EXERCISE BRIEF - Hunt through the lines below for the string "time" and copy each one that has it.

Items listed in a dataset
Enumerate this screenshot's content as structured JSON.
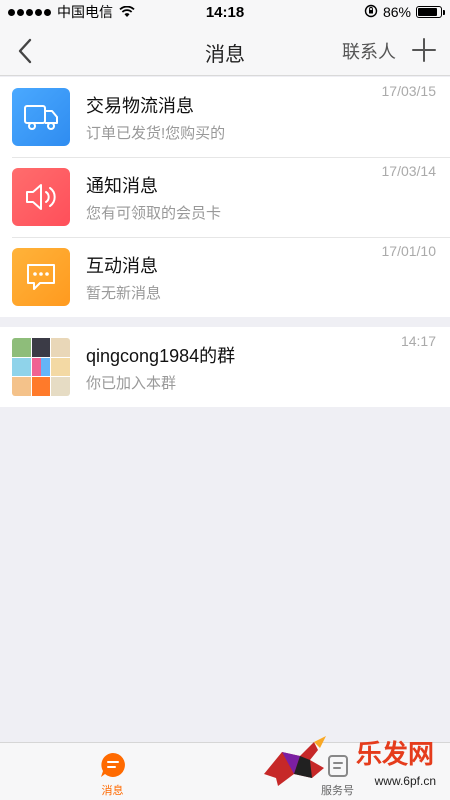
{
  "status_bar": {
    "carrier": "中国电信",
    "time": "14:18",
    "battery_percent": "86%",
    "battery_level": 0.86
  },
  "nav": {
    "title": "消息",
    "contacts_label": "联系人"
  },
  "messages": [
    {
      "title": "交易物流消息",
      "preview": "订单已发货!您购买的",
      "time": "17/03/15",
      "icon": "truck-icon",
      "color": "#3a9cf5"
    },
    {
      "title": "通知消息",
      "preview": "您有可领取的会员卡",
      "time": "17/03/14",
      "icon": "speaker-icon",
      "color": "#ff5b5b"
    },
    {
      "title": "互动消息",
      "preview": "暂无新消息",
      "time": "17/01/10",
      "icon": "chat-bubble-icon",
      "color": "#ffa726"
    }
  ],
  "groups": [
    {
      "title": "qingcong1984的群",
      "preview": "你已加入本群",
      "time": "14:17",
      "icon": "group-avatar-grid"
    }
  ],
  "tabs": [
    {
      "label": "消息",
      "icon": "message-icon",
      "active": true
    },
    {
      "label": "服务号",
      "icon": "service-icon",
      "active": false
    }
  ],
  "watermark": {
    "text": "乐发网",
    "url": "www.6pf.cn"
  },
  "colors": {
    "accent": "#ff6a00"
  }
}
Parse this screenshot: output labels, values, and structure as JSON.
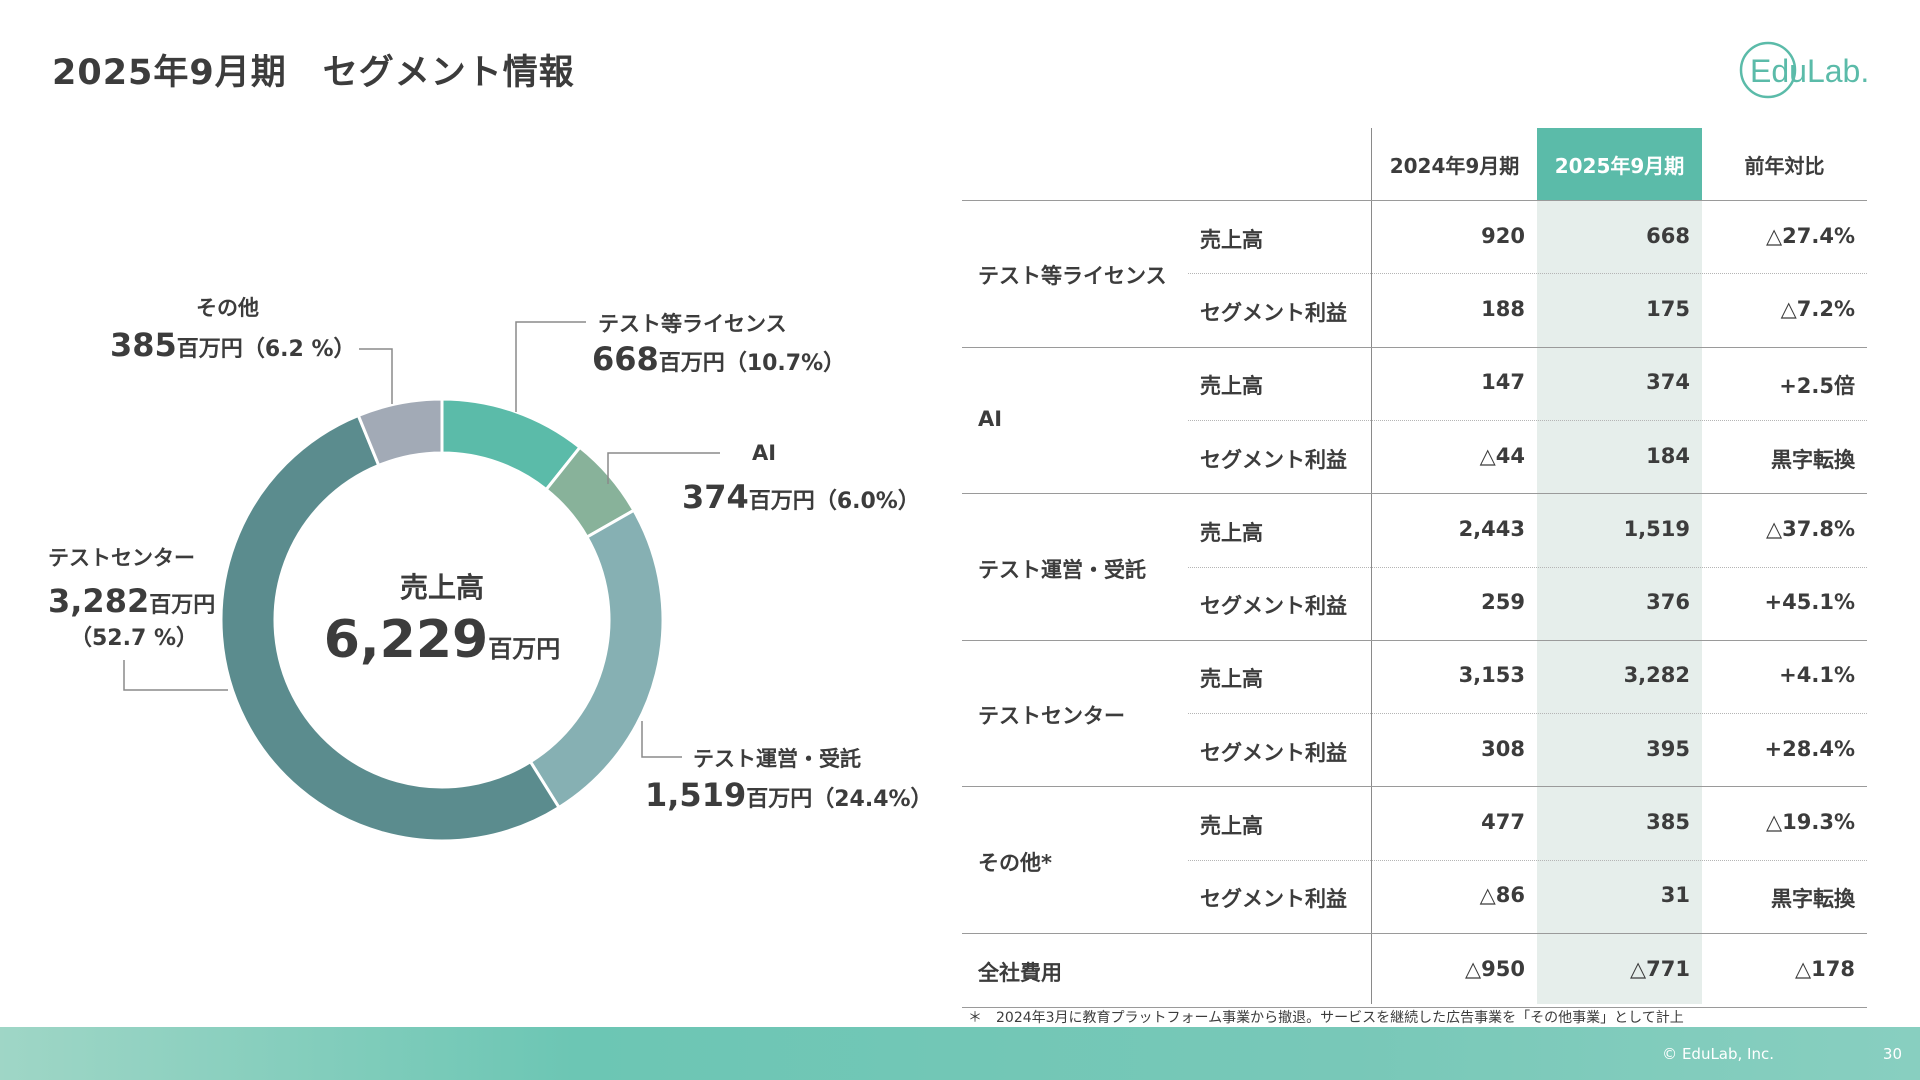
{
  "title": "2025年9月期　セグメント情報",
  "logo_text": "EduLab.",
  "colors": {
    "license": "#5bbba9",
    "ai": "#88b29a",
    "ops": "#86b0b3",
    "center": "#5b8c8e",
    "other": "#a2aab6",
    "highlight_col": "#5bbba9"
  },
  "chart_data": {
    "type": "pie",
    "title": "",
    "center_label": "売上高",
    "center_value": "6,229",
    "center_unit": "百万円",
    "slices": [
      {
        "name": "テスト等ライセンス",
        "value": 668,
        "value_label": "668",
        "unit": "百万円",
        "pct_label": "（10.7%）",
        "color_key": "license"
      },
      {
        "name": "AI",
        "value": 374,
        "value_label": "374",
        "unit": "百万円",
        "pct_label": "（6.0%）",
        "color_key": "ai"
      },
      {
        "name": "テスト運営・受託",
        "value": 1519,
        "value_label": "1,519",
        "unit": "百万円",
        "pct_label": "（24.4%）",
        "color_key": "ops"
      },
      {
        "name": "テストセンター",
        "value": 3282,
        "value_label": "3,282",
        "unit": "百万円",
        "pct_label": "（52.7 %）",
        "color_key": "center"
      },
      {
        "name": "その他",
        "value": 385,
        "value_label": "385",
        "unit": "百万円",
        "pct_label": "（6.2 %）",
        "color_key": "other"
      }
    ]
  },
  "table": {
    "headers": [
      "2024年9月期",
      "2025年9月期",
      "前年対比"
    ],
    "segments": [
      {
        "name": "テスト等ライセンス",
        "rows": [
          {
            "metric": "売上高",
            "fy2024": "920",
            "fy2025": "668",
            "yoy": "△27.4%"
          },
          {
            "metric": "セグメント利益",
            "fy2024": "188",
            "fy2025": "175",
            "yoy": "△7.2%"
          }
        ]
      },
      {
        "name": "AI",
        "rows": [
          {
            "metric": "売上高",
            "fy2024": "147",
            "fy2025": "374",
            "yoy": "+2.5倍"
          },
          {
            "metric": "セグメント利益",
            "fy2024": "△44",
            "fy2025": "184",
            "yoy": "黒字転換"
          }
        ]
      },
      {
        "name": "テスト運営・受託",
        "rows": [
          {
            "metric": "売上高",
            "fy2024": "2,443",
            "fy2025": "1,519",
            "yoy": "△37.8%"
          },
          {
            "metric": "セグメント利益",
            "fy2024": "259",
            "fy2025": "376",
            "yoy": "+45.1%"
          }
        ]
      },
      {
        "name": "テストセンター",
        "rows": [
          {
            "metric": "売上高",
            "fy2024": "3,153",
            "fy2025": "3,282",
            "yoy": "+4.1%"
          },
          {
            "metric": "セグメント利益",
            "fy2024": "308",
            "fy2025": "395",
            "yoy": "+28.4%"
          }
        ]
      },
      {
        "name": "その他*",
        "rows": [
          {
            "metric": "売上高",
            "fy2024": "477",
            "fy2025": "385",
            "yoy": "△19.3%"
          },
          {
            "metric": "セグメント利益",
            "fy2024": "△86",
            "fy2025": "31",
            "yoy": "黒字転換"
          }
        ]
      }
    ],
    "total": {
      "name": "全社費用",
      "fy2024": "△950",
      "fy2025": "△771",
      "yoy": "△178"
    }
  },
  "footnote": "＊　2024年3月に教育プラットフォーム事業から撤退。サービスを継続した広告事業を「その他事業」として計上",
  "footer": {
    "copyright": "© EduLab, Inc.",
    "page": "30"
  }
}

WRITTEN ANSWER -
    "time": "14:18",
      "time": "17/03/15",
      "time": "17/03/14",
      "time": "17/01/10",
      "time": "14:17",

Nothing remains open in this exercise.